Oxymoron is a SD which consists in the use of an epithet or attributive phrase in contradiction to the noun which it denotes. The syntactic and semantic structures come to clashes. Oxymoron is a combination of two semantically contradictory notions. The speaker’s (writer’s) subjective view is expressed through the members of the word combination:
                                        “Loving hate! Serious vanity!”;
                                       “His humble ambition, proud humility
                                        His jarring concord and his discord dulcet”.  (W.Shakespear).
   Originality and specificity of oxymoron becomes especially evident in non-attributive structures.
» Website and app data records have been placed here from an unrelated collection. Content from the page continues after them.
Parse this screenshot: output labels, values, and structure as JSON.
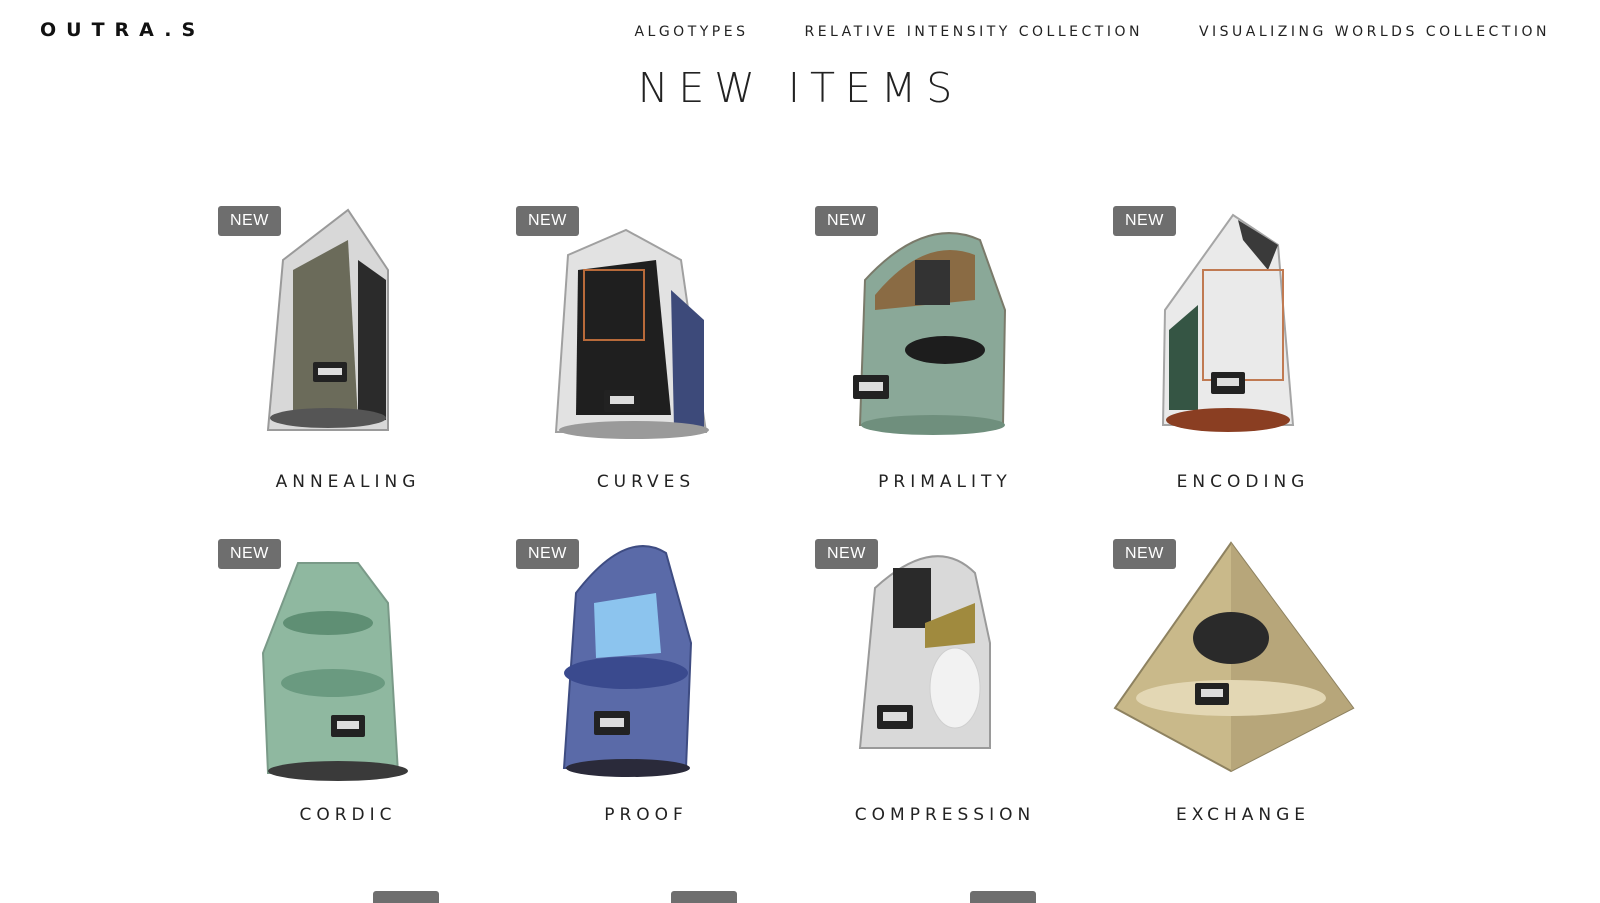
{
  "header": {
    "logo": "OUTRA.S",
    "nav": [
      "ALGOTYPES",
      "RELATIVE INTENSITY COLLECTION",
      "VISUALIZING WORLDS COLLECTION"
    ]
  },
  "main": {
    "title": "NEW ITEMS",
    "badge_label": "NEW",
    "products": [
      {
        "name": "ANNEALING",
        "icon": "crystal-obelisk-icon"
      },
      {
        "name": "CURVES",
        "icon": "crystal-tower-icon"
      },
      {
        "name": "PRIMALITY",
        "icon": "crystal-dome-icon"
      },
      {
        "name": "ENCODING",
        "icon": "crystal-tower-icon"
      },
      {
        "name": "CORDIC",
        "icon": "crystal-tower-icon"
      },
      {
        "name": "PROOF",
        "icon": "crystal-obelisk-icon"
      },
      {
        "name": "COMPRESSION",
        "icon": "crystal-dome-icon"
      },
      {
        "name": "EXCHANGE",
        "icon": "crystal-pyramid-icon"
      }
    ]
  },
  "colors": {
    "badge_bg": "#6e6e6e",
    "text": "#222222",
    "background": "#ffffff"
  }
}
They are also used to express semantic contradiction: “the streets damaged by improvement”; “silence was louder than the thunder”.
      Oxymoron rarely becomes trite. Their components repulse each other and oppose repeated use. There are few colloquial oxymorons. They show a high degree of the speaker’s emotional involvement in the situation: “awfully pretty”.
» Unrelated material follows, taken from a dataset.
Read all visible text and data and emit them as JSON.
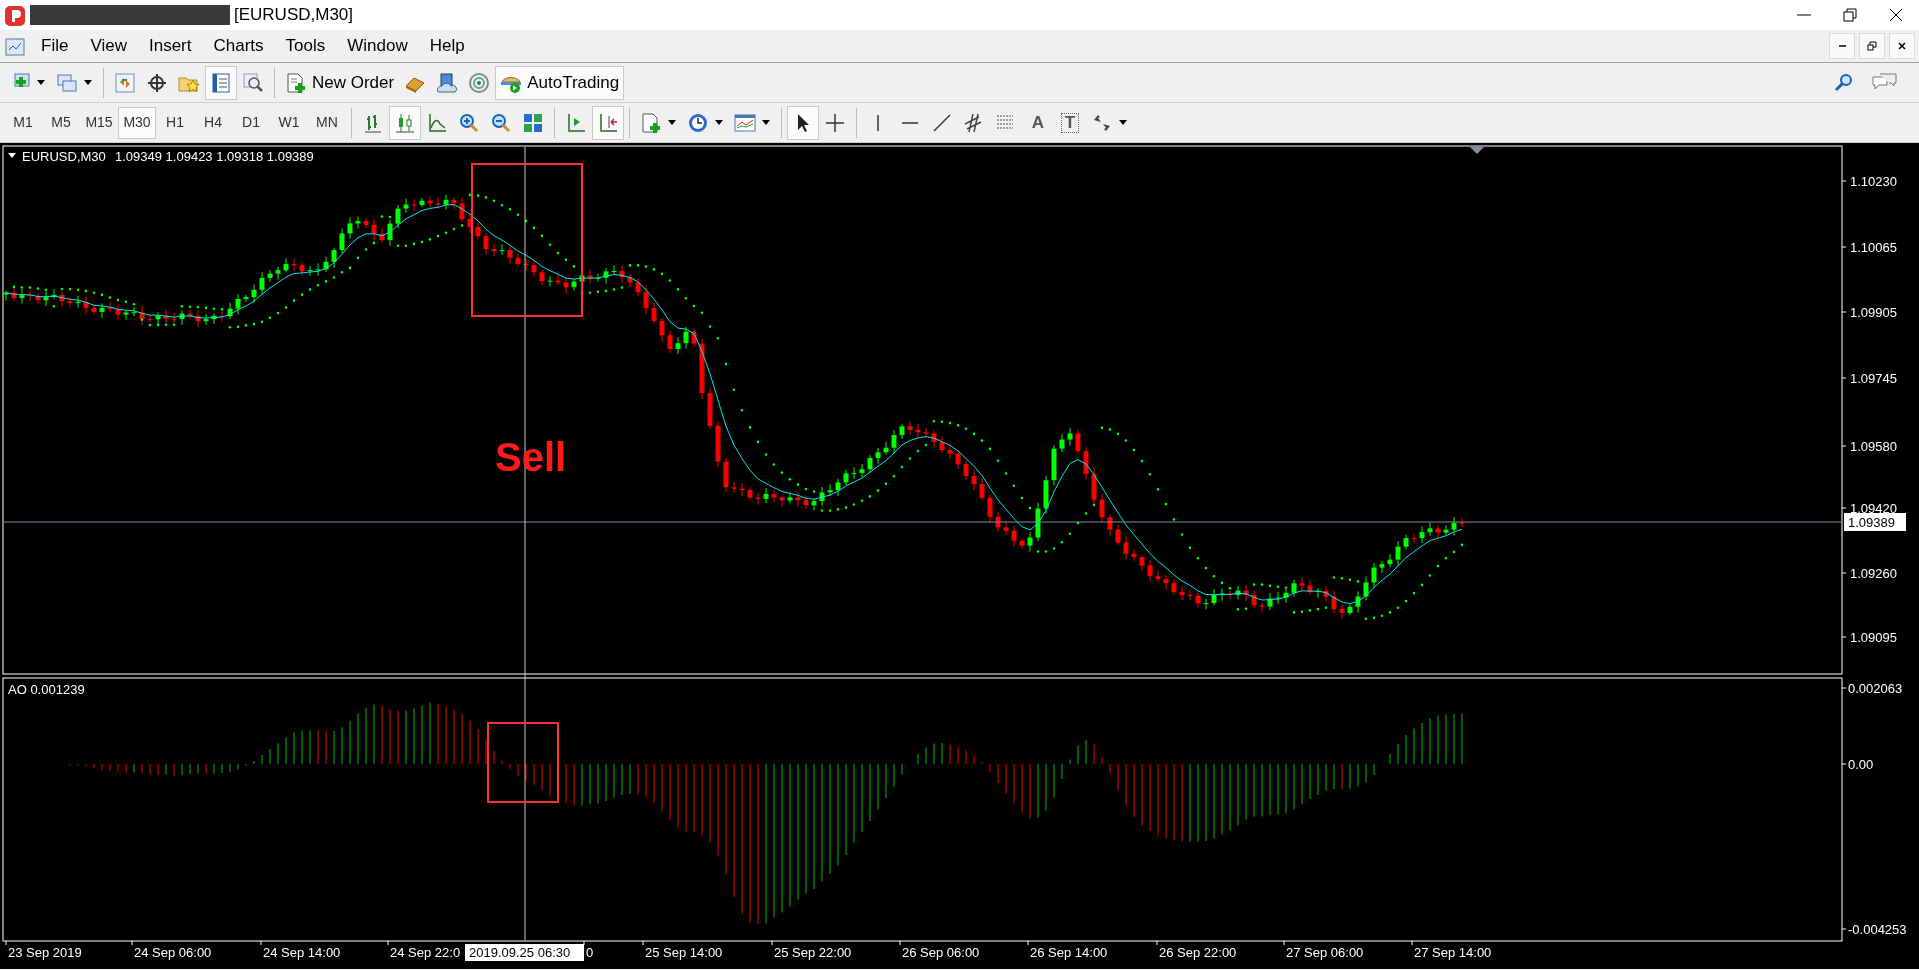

Oxymoron Oxymoron is a SD which consists in the use of an epithet or attributive phrase in contradiction to the noun which it denotes. The syntactic and semantic structures come to clashes. Oxymoron is a combination of two semantically contradictory notions. The speaker’s (writer’s) subjective view is expressed through the members of the word combination: “Loving hate! Serious vanity!”; “His humble ambition, proud humility His jarring concord and his discord dulcet”. (W.Shakespear). Originality and specificity of oxymoron becomes especially evident in non-attributive structures. They are also used to express semantic contradiction: “the streets damaged by improvement”; “silence was louder than the thunder”. Oxymoron rarely becomes trite. Their components repulse each other and oppose repeated use. There are few colloquial oxymorons. They show a high degree of the speaker’s emotional involvement in the situation: “awfully pretty”.